Industry Leaders Discuss the Future of Composites

Washington, D.C., is known as a city of movers and shakers. Its reputation did not disappoint more than 60 attendees at ACMA’s first Composites Executive Forum, held April 1-3 in the nation’s capital. “The breadth of talent that came together was amazing,” said Scott Balogh, president and CEO of Mar-Bal in Chagrin Falls, Ohio. “As fabricators we like to solve problems and there were a lot of people from different industries here – whether automotive, energy or infrastructure – who identified areas of opportunity for us.”


Virginia Senate Candidate Ed Gillespie, left, chatted with ACMA Chairman of the Board Jay Merrill at a networking reception.

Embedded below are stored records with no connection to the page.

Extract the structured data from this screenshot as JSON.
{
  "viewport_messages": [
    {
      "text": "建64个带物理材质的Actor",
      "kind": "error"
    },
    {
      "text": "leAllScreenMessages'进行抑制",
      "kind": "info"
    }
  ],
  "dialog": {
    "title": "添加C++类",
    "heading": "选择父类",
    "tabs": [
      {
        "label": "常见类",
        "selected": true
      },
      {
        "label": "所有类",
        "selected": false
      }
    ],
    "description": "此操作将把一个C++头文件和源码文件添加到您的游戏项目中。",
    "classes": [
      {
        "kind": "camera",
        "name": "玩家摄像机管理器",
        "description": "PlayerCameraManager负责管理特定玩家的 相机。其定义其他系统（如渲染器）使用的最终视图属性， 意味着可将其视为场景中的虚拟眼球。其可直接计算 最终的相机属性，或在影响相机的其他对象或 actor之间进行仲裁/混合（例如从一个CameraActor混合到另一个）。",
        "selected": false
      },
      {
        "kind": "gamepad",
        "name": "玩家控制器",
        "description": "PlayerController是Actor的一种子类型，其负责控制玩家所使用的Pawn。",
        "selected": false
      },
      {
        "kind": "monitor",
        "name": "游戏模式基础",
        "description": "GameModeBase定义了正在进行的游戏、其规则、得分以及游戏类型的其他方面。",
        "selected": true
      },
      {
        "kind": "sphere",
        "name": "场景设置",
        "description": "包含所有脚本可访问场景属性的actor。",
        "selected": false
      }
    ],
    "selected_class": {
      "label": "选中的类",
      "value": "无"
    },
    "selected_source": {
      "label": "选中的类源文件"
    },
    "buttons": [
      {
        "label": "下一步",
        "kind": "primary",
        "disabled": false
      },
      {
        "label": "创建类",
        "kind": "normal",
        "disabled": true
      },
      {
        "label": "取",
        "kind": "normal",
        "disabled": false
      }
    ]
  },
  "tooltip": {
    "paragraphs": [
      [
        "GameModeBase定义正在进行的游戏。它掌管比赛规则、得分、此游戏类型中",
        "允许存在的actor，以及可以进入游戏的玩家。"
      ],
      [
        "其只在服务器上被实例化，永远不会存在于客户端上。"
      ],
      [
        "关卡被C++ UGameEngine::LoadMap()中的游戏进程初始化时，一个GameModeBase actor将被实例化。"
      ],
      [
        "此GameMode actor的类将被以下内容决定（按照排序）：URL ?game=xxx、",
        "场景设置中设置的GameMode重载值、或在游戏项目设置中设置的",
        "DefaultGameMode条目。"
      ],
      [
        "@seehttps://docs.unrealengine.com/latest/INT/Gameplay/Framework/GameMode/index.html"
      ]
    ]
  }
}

The Composites Executive Forum was a veritable “who’s who” of industry leaders, analysts, OEMs and end users. Dr. Sanjay Mazumdar kick started the event, providing a positive outlook on the composites industry. The CEO of Lucintel, a global research and management consulting firm, forecasts the materials market will grow 5.2 percent this year to reach $25.5 billion, while the end product market will hit $72 billion.

A panel discussion of end users echoed Mazumdar’s optimism. Jay Baron, president of the not-for-profit Center for Automotive Research shared insight on the auto market. “I have never seen the doors as open as they are now to industries such as yours,” he said. “Automakers are looking for ideas, and they don’t have enough engineers to research all the options.” The big question is how to lightweight vehicles, thereby improving fuel consumption and reducing carbon dioxide emissions.


Gene Camponeschi, a consultant with SCRA and the U.S. Office of Naval Research Manufacturing Technology Program, told attendees that acquisition and life cycle cost savings are a primary focus for ongoing and new projects in military shipbuilding.


During a session on government-driven market trends, Gail Hahn from Boeing shared insights on the federal Small Business Innovation Research (SBIR) program.

The wind energy market also is looking to composites companies for solutions, said Stephen B. Johnson with GE Power & Water. Approximately 750,000 tons of composite wind blades are produced annually. But, as blades get longer, challenges arise. The cost of carbon fiber remains high. In addition, manufacturers are seeking ways to automate the labor-intensive blade-making process.

Politicians also made an appearance at the Composites Executive Forum. Ed Gillespie, the 2014 Virginia senate candidate and former counselor to President George W. Bush, shared thoughts at a dinner on the mid-term elections and his hopes for the nation. “We can still be a country where the next generation does better than the one before,” said Gillespie.

At breakfast the following morning, Senator Lindsey Graham (R-SC) talked about the importance of advanced manufacturing and a strong workforce. “If you’ve been unemployed for more than a year, chances are you need a new work skill,” he said. “I want to tie job training to unemployment benefits to get people back into the workforce.”

Before heading to Capitol Hill to visit congressional representatives, attendees looked ahead to the next Composites Executive Forum, which will be held in Washington, D.C., in April 2016. “I will bring more employees to the next one,” said Tom Hedger, president of Magnum Venus Plastech, Knoxville, Tenn., and chairman of ACMA’s Political Action Committee. “It’s a tremendous opportunity to get a 30,000-foot view of the industry and how our customers’ markets operate.”